Hydrogen As the simplest atom known, the hydrogen atom has had considerable theoretical application. For example, the hydrogen atom is the only neutral atom with an analytic solution to the Schrödinger equation. Hydrogen gas was first artificially produced in the early 16th century, via the mixing of metals with acids. In 1766–81, Henry Cavendish was the first to recognize that hydrogen gas was a discrete substance,[8] and that it produces water when burned, a property which later gave it its name: in Greek, hydrogen means "water-former". Industrial production is mainly from the steam reforming of natural gas, and less often from more energy-intensive hydrogen production methods like the electrolysis of water.[9] Most hydrogen is employed near its production site, with the two largest uses being fossil fuel processing (e.g., hydrocracking) and ammonia production, mostly for the fertilizer market. Properties Combustion 2 H2(g) + O2(g) → 2 H2O(l) + 572 kJ (286 kJ/mol)[note 2] Electron energy levels

Water Fuel LLC - Brown's Gas - Fuel Enhancement Consulting Nanoparticles Produce Renewable Hydrogen from Wastewater and Sunlight © HyperSolarRecent breakthroughs in the development of a renewable hydrogen technology will allow the use of almost any source of water to produce renewable (and carbon-free) hydrogen fuel. Producing hydrogen with a conventional electrolysis system uses electricity to separate hydrogen and oxygen from water molecules, but one big drawback to this method is the need for highly purified water as a source. But a new technology from HyperSolar eliminates this need, as it claims its nanotechnology can use "any source of water, including seawater and wastewater" to produce hydrogen, which would significantly reduce both the number of steps in the process, as well as the cost involved.

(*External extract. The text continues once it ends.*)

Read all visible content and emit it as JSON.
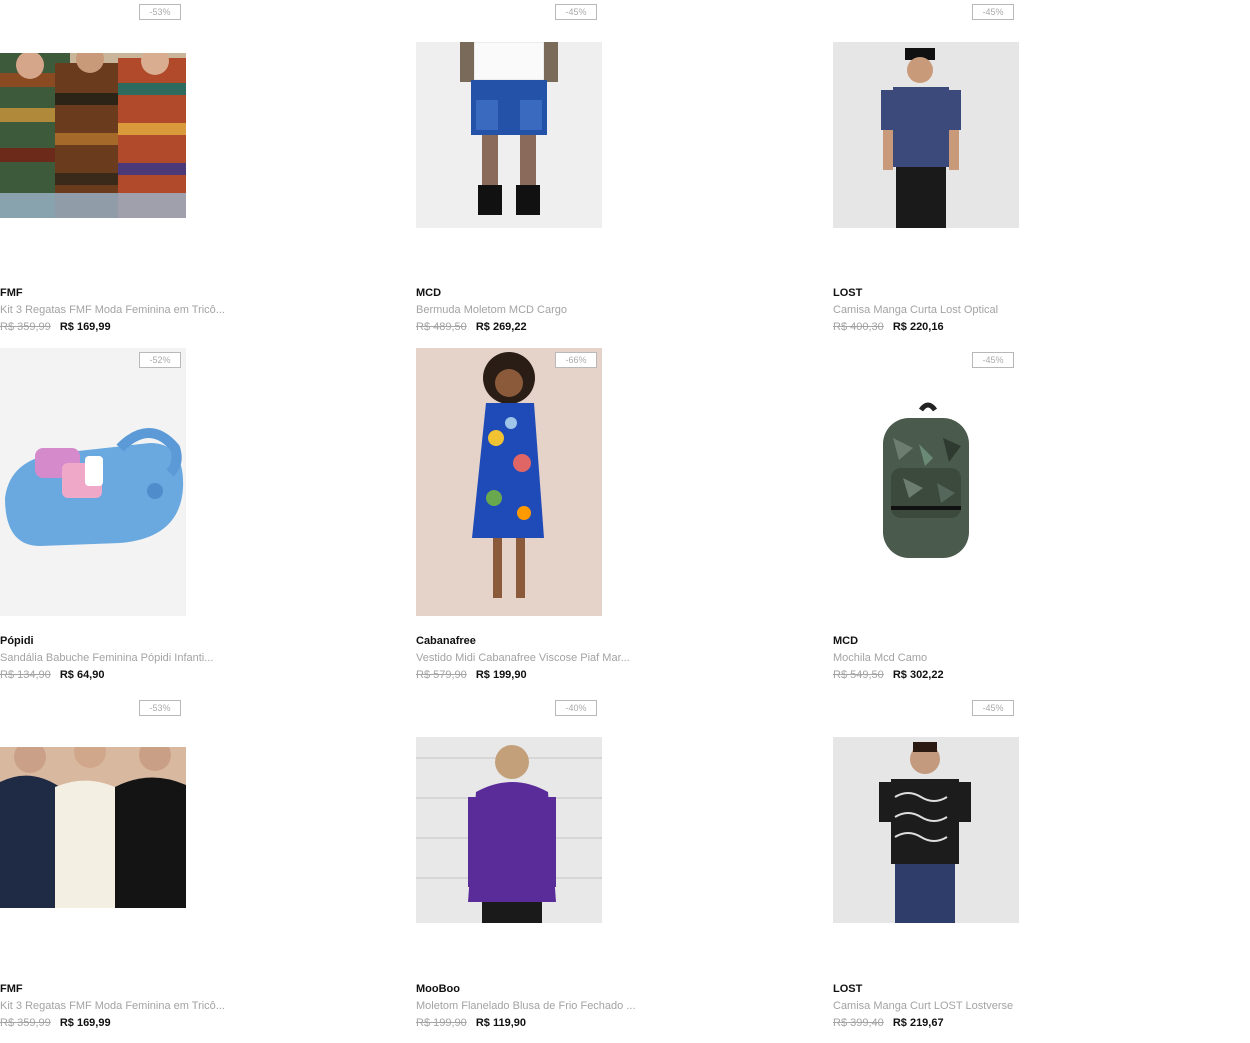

HyperSolar's new technology uses a low-cost polymer coating and a small-scale solar device together to make a self-contained particle that can separate hydrogen from any water, using just the Sun's energy.